Chairperson Sen. Lathrop and Judiciary Committee Board Members
District #12, Room 1103 State Capitol
PO Box 94604
Lincoln, NE 68509
February 2, 2022
Dear Senator Lathrop and Judiciary Committee Members,
My name is Jasmine L. Harris. I am the Director of Public Policy & Advocacy for RISE. I request that this testimony be included as part of the public hearing record that shows RISE is in support of LB880.
RISE is the largest nonprofit organization in Nebraska focused solely on habilitative programming in prisons and reentry support. At RISE, transformation starts pre-release and continues post-release. Our inside/out model bridges incarceration to the community and considers all the critical steps in that journey. We prepare and train people for each phase through intensive character development, employment readiness, job creation through entrepreneurship, family programming and case management. We transform people in the community by building awareness and empathy that leads to support and opportunity.

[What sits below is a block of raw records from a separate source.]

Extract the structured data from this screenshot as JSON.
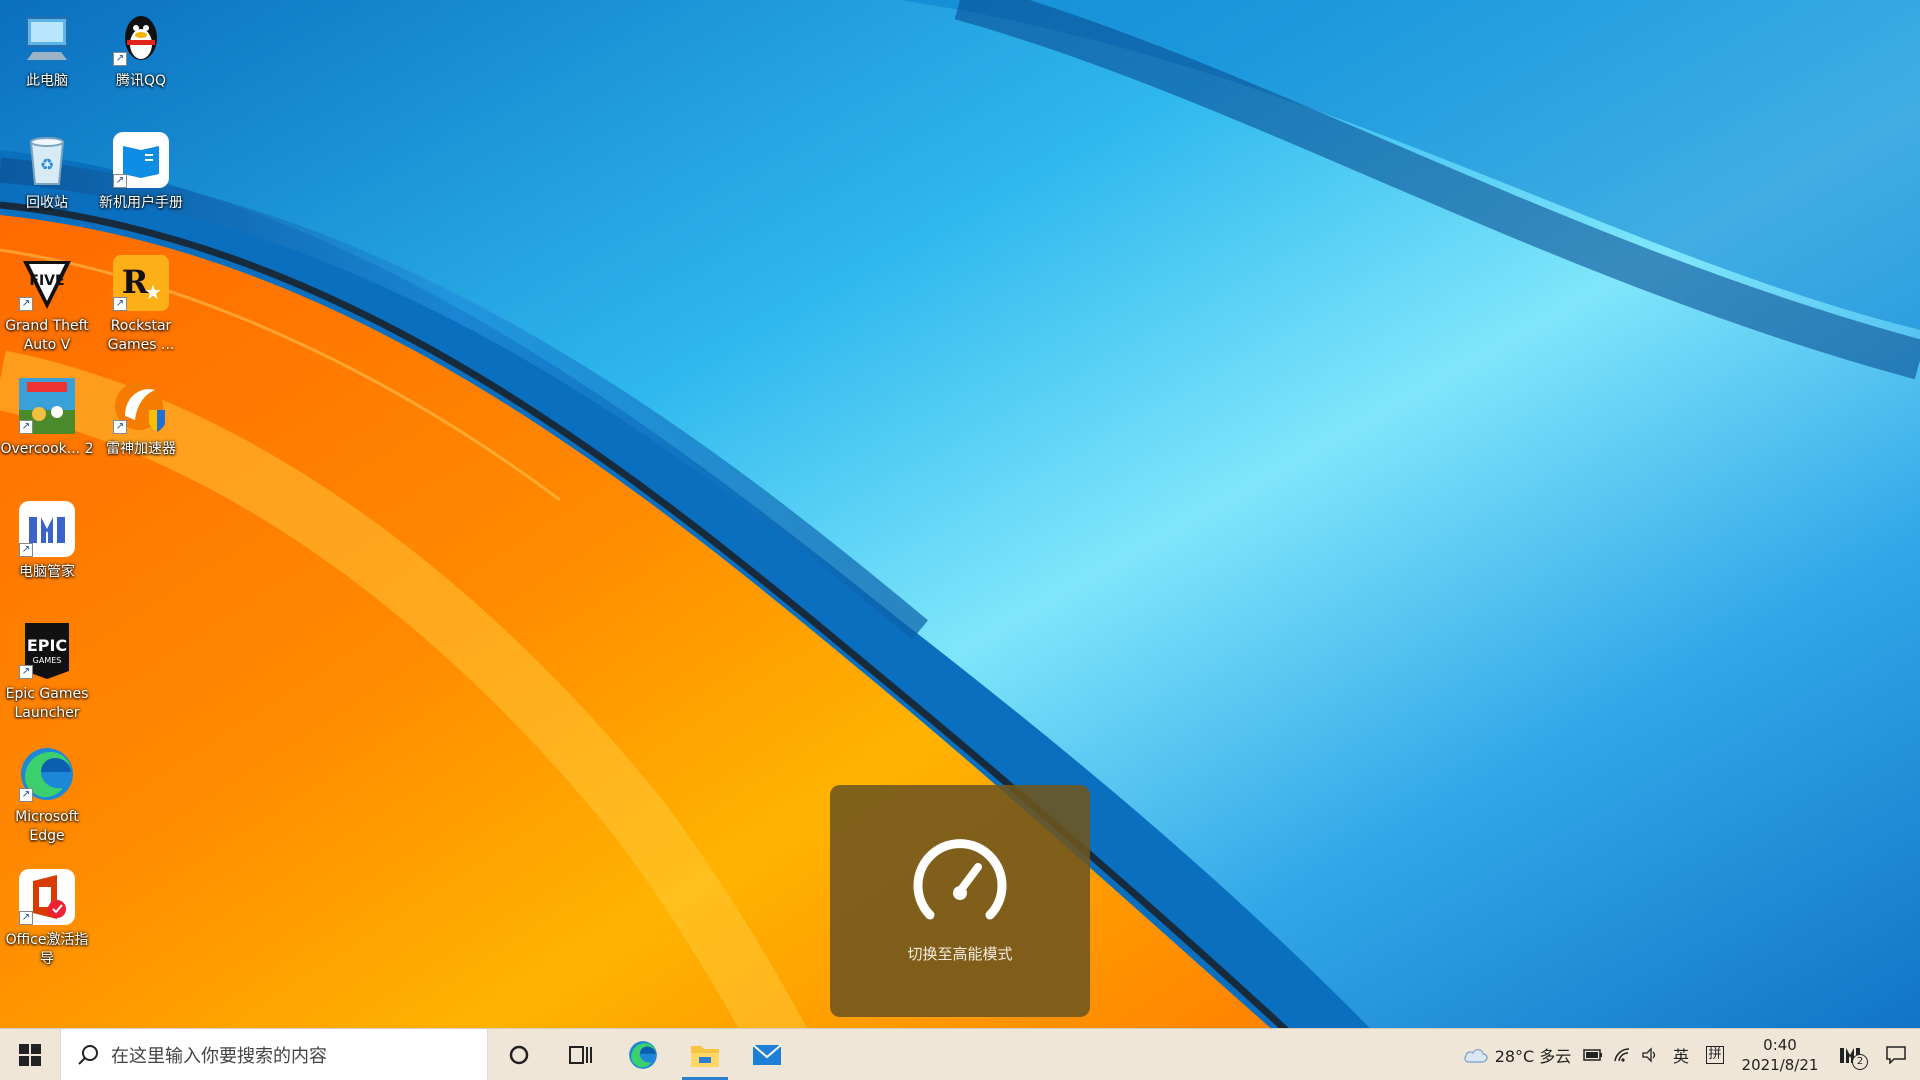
{
  "desktop": {
    "icons": [
      {
        "label": "此电脑"
      },
      {
        "label": "腾讯QQ"
      },
      {
        "label": "回收站"
      },
      {
        "label": "新机用户手册"
      },
      {
        "label": "Grand Theft Auto V"
      },
      {
        "label": "Rockstar Games ..."
      },
      {
        "label": "Overcook... 2"
      },
      {
        "label": "雷神加速器"
      },
      {
        "label": "电脑管家"
      },
      {
        "label": "Epic Games Launcher"
      },
      {
        "label": "Microsoft Edge"
      },
      {
        "label": "Office激活指导"
      }
    ]
  },
  "toast": {
    "text": "切换至高能模式",
    "icon": "speedometer-icon"
  },
  "taskbar": {
    "search_placeholder": "在这里输入你要搜索的内容",
    "apps": [
      "cortana-circle-icon",
      "task-view-icon",
      "edge-icon",
      "file-explorer-icon",
      "mail-icon"
    ],
    "active_app": "file-explorer-icon"
  },
  "tray": {
    "weather": "28°C 多云",
    "lang": "英",
    "ime": "拼",
    "time": "0:40",
    "date": "2021/8/21",
    "notification_count": "2"
  },
  "colors": {
    "taskbar_bg": "#efe6d8",
    "toast_bg": "#6e551e",
    "accent": "#2c7fd0"
  }
}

These connections heal families, create employment pathways and lower recidivism. The mission of RISE is to break generational cycles of incarceration.
LB880 addresses a concern that many people don’t know is a problem unless they or a loved one are incarcerated. In addressing the prices of products sold in commissaries in the correctional facilities across the state, Senator McKinney is ensuring that incarcerated individuals aren’t subjected to unaffordable items. “Jobs” within the Department of Corrections are paid out in a range from $1.21/day to $4.72/day depending on the type of “job” and skill level it requires. For a month, that ranges from $36.30 to $141.60. Out of these funds, people are expected to pay any legal obligations, Victim’s Compensation Funds, required state and federal taxes, correctional services and so forth. As you can see, this depletes funds pretty quickly.
If a person has had a balance of $10 or more on their account for the past 30 days (whether through their “jobs” or family depositing money to their account) they are expected to pay for their basic hygiene items, over the counter health products and anything else they may need. So, a person can spend $1.25 for a bar of soap, $3.25 for a tube of toothpaste, $2.00 for deodorant, and $4.00 for lotion and have already accumulated $10.50 for basic hygiene supplies. You may be saying, these prices sound normal; it’s only $10.50. Yes, if you go into the store and buy them individually, these prices do sound close to normal. If you are buying in bulk, there is a cost savings in buying larger quantities and this should be passed on to the individuals who are buying them. Yes, it is only $10.50, but if you make $1.21/day and are paying legal obligations and so forth, that amount may not be left over in the account.
Capping the amount that products can be marked up may not sound like a life changing moment, but for people that are incarcerated it can be a big difference. Money that is left over in someone’s account can be used to send money home to buy a child a gift on their birthday, support household bills, or put into their savings account so they will have more than the $100 gate fee that they leave with on the day of their release. These things that we consider small steps matter and help provide a sense of hope for people incarcerated because it shows that people care.
RISE supports LB880 and asks that committee members vote this bill out of committee to General File.
Jasmine L. Harris, MPH, CHES
Director of Public Policy & Advocacy, RISE